• [GOAL OF THE EXERCISE]
A faithful copy of the entries is required, with no images in it.

[PROVIDED DATA Boundary: Start]

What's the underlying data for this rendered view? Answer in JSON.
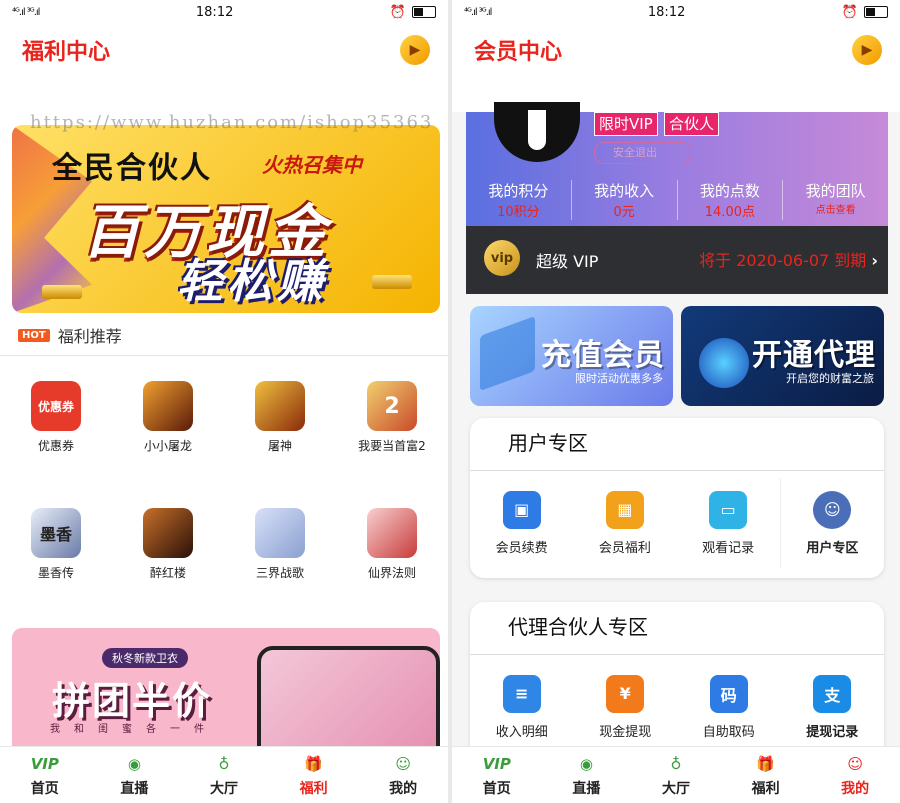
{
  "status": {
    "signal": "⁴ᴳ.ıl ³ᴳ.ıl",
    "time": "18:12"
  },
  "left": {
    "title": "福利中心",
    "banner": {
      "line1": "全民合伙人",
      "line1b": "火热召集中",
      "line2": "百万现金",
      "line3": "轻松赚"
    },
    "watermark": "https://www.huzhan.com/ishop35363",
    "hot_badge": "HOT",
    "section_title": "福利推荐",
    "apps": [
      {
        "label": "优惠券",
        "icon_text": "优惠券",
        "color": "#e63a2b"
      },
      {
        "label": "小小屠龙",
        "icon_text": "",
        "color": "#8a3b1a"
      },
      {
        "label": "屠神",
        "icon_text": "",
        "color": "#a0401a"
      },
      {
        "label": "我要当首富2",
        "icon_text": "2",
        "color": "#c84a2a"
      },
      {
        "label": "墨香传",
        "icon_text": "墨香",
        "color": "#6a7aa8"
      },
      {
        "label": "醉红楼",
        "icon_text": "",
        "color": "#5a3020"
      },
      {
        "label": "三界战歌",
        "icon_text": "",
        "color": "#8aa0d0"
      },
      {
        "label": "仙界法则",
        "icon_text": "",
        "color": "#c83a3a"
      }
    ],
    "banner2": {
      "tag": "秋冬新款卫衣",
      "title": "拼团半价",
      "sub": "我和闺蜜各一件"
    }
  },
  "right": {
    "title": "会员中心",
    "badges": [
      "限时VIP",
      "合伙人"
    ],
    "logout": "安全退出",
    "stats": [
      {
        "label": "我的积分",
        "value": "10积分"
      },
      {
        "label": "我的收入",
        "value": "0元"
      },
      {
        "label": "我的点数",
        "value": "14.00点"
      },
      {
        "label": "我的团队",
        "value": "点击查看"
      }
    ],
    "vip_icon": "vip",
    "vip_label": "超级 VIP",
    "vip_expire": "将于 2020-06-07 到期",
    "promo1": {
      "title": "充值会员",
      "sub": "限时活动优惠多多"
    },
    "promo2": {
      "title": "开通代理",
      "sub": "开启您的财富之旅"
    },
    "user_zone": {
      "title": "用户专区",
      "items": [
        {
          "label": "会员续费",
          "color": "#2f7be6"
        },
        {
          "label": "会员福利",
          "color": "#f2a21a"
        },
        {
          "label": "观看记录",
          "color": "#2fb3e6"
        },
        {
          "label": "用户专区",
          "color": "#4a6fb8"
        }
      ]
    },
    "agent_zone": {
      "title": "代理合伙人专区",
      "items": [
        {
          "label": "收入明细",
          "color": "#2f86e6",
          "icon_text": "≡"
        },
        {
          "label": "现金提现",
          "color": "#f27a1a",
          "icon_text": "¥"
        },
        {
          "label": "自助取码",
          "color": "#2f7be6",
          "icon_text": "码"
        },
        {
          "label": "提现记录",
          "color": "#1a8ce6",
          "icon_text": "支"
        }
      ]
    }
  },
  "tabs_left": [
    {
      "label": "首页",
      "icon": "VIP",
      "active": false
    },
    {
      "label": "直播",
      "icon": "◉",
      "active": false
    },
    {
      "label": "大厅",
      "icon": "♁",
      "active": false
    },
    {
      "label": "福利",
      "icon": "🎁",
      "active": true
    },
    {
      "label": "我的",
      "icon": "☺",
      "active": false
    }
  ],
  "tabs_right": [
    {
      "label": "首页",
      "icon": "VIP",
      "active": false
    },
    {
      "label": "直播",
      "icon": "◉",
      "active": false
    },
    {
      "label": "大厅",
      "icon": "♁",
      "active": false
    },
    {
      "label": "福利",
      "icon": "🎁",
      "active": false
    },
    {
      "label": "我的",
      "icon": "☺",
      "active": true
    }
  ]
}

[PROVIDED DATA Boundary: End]

• [RESULT FOR THIS TASK]
What's the underlying data for this rendered view? Answer in JSON.
{
  "status": {
    "signal": "⁴ᴳ.ıl ³ᴳ.ıl",
    "time": "18:12"
  },
  "left": {
    "title": "福利中心",
    "banner": {
      "line1": "全民合伙人",
      "line1b": "火热召集中",
      "line2": "百万现金",
      "line3": "轻松赚"
    },
    "watermark": "https://www.huzhan.com/ishop35363",
    "hot_badge": "HOT",
    "section_title": "福利推荐",
    "apps": [
      {
        "label": "优惠券",
        "icon_text": "优惠券",
        "color": "#e63a2b"
      },
      {
        "label": "小小屠龙",
        "icon_text": "",
        "color": "#8a3b1a"
      },
      {
        "label": "屠神",
        "icon_text": "",
        "color": "#a0401a"
      },
      {
        "label": "我要当首富2",
        "icon_text": "2",
        "color": "#c84a2a"
      },
      {
        "label": "墨香传",
        "icon_text": "墨香",
        "color": "#6a7aa8"
      },
      {
        "label": "醉红楼",
        "icon_text": "",
        "color": "#5a3020"
      },
      {
        "label": "三界战歌",
        "icon_text": "",
        "color": "#8aa0d0"
      },
      {
        "label": "仙界法则",
        "icon_text": "",
        "color": "#c83a3a"
      }
    ],
    "banner2": {
      "tag": "秋冬新款卫衣",
      "title": "拼团半价",
      "sub": "我和闺蜜各一件"
    }
  },
  "right": {
    "title": "会员中心",
    "badges": [
      "限时VIP",
      "合伙人"
    ],
    "logout": "安全退出",
    "stats": [
      {
        "label": "我的积分",
        "value": "10积分"
      },
      {
        "label": "我的收入",
        "value": "0元"
      },
      {
        "label": "我的点数",
        "value": "14.00点"
      },
      {
        "label": "我的团队",
        "value": "点击查看"
      }
    ],
    "vip_icon": "vip",
    "vip_label": "超级 VIP",
    "vip_expire": "将于 2020-06-07 到期",
    "promo1": {
      "title": "充值会员",
      "sub": "限时活动优惠多多"
    },
    "promo2": {
      "title": "开通代理",
      "sub": "开启您的财富之旅"
    },
    "user_zone": {
      "title": "用户专区",
      "items": [
        {
          "label": "会员续费",
          "color": "#2f7be6"
        },
        {
          "label": "会员福利",
          "color": "#f2a21a"
        },
        {
          "label": "观看记录",
          "color": "#2fb3e6"
        },
        {
          "label": "用户专区",
          "color": "#4a6fb8"
        }
      ]
    },
    "agent_zone": {
      "title": "代理合伙人专区",
      "items": [
        {
          "label": "收入明细",
          "color": "#2f86e6",
          "icon_text": "≡"
        },
        {
          "label": "现金提现",
          "color": "#f27a1a",
          "icon_text": "¥"
        },
        {
          "label": "自助取码",
          "color": "#2f7be6",
          "icon_text": "码"
        },
        {
          "label": "提现记录",
          "color": "#1a8ce6",
          "icon_text": "支"
        }
      ]
    }
  },
  "tabs_left": [
    {
      "label": "首页",
      "icon": "VIP",
      "active": false
    },
    {
      "label": "直播",
      "icon": "◉",
      "active": false
    },
    {
      "label": "大厅",
      "icon": "♁",
      "active": false
    },
    {
      "label": "福利",
      "icon": "🎁",
      "active": true
    },
    {
      "label": "我的",
      "icon": "☺",
      "active": false
    }
  ],
  "tabs_right": [
    {
      "label": "首页",
      "icon": "VIP",
      "active": false
    },
    {
      "label": "直播",
      "icon": "◉",
      "active": false
    },
    {
      "label": "大厅",
      "icon": "♁",
      "active": false
    },
    {
      "label": "福利",
      "icon": "🎁",
      "active": false
    },
    {
      "label": "我的",
      "icon": "☺",
      "active": true
    }
  ]
}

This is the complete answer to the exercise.